But it did influence my thinking forever on “The Great War.” What was its purpose, its confusing and less than noble cause, the global tensions unleashed between historic empires and, most graphically, how was the war understood by those suffering through it, and after it?

These conundrums came to mind again as I turned the pages of a new book: The Vimy Trap: or, How We Learned to Stop Worrying and Love the Great War.

In April 2017, Canada will mark the 100th anniversary of the battle of Vimy Ridge. Authors Ian McKay (McMaster University historian) and Jamie Swift (director of the Social Justice Office of the Sisters of Providence in Kingston) warn us to be wary of “Vimyism”: a network of ideas and symbols that mythologize what the battle, and the war, truly mean.

At Vimy in April 1917, the four divisions of Canadian troops fought together for the first time in a cohesive action. They barraged and stormed this high spot of land in France, advancing 4,500 yards to take and hold the ridge from fierce German fighters. Enemy casualties were not reported, but some 4,000 prisoners were taken.

Yet, the German command did not see Vimy as a defeat, since no full-scale breakthrough occurred following the attack. Throughout the rest of the war, they did not attempt to re-take the ridge. Some Canadian politicians and writers, however, especially in recent times, have attempted to laud and sanctify Vimy Ridge as “the birth of the nation.” McKay and Swift decry this narrative as overwrought “martial romanticism” rather than a warning against “the unprecedented possibilities of mass death under conditions of industrial modernity.” In just four days of brutal action, 3,598 Canadian soldiers died, and over 7,000 more were wounded.

The authors warn that, as preparations for Vimy centennial commemorations approach in the coming months, Canadians might not be equally exposed to the darker side of the experiences of Canadians who lived that era.

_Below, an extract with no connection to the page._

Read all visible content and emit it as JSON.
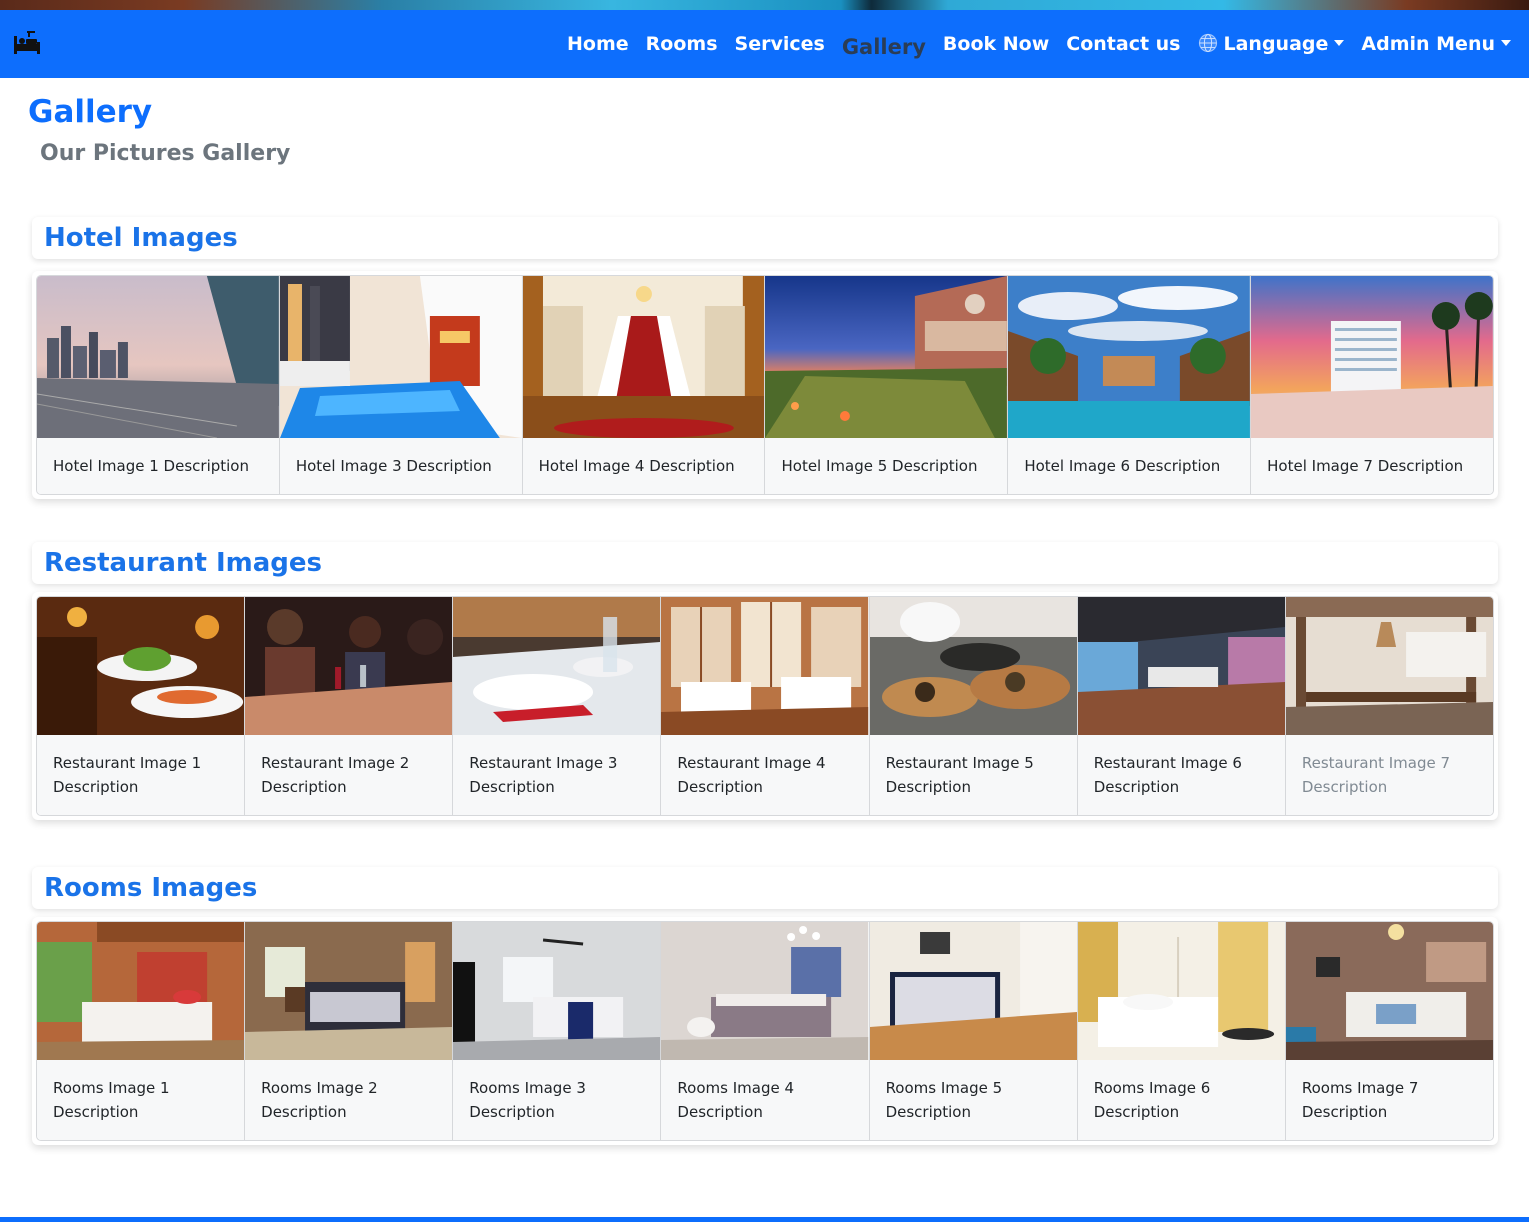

Obviously, the toll of human suffering in the war was atrocious: of the 420,000 soldiers who served overseas, over half were killed or wounded. Many who valiantly signed up to defend “Canada, western civilization and Christianity” (and, notably at the time, “the British Empire”) against an atrocity-perpetuating foe, returned doubting some of those justifications.

Thousands of returned soldiers were forced to engage in the “second battle” for economic survival. Postwar pensions reflected societal divisions: if privates received an annual maximum of $480, officers might receive twice as much. Aboriginal veterans received nothing. Conscription divided Canadians, especially in Quebec. While women laboured for pennies in munitions factories on the home front, profiteering and corruption by owners and senior politicians were widely reported. And the country’s debt load jumped from about $220 million in 1914 to roughly $3 billion in 1920.

Today, religious communities would do well to recall the words of leaders who travelled to France in 1936 to inaugurate the impressive Vimy Memorial. Rev. (Lt.-Col.) Fallis said, “The only hope lies in making the world hate war — as I hate it — as every man who went through the awful ordeal hates it.” Auxiliary bishop A.E. Deschamps of Montreal called on all to “hate and curse war, this universal evil.”

Lest we forget.

Gunn is the Ottawa-based executive director of Citizens for Public Justice,, a member-driven, faith-based public policy organization in Ottawa focused on ecological justice, refugee rights and poverty elimination.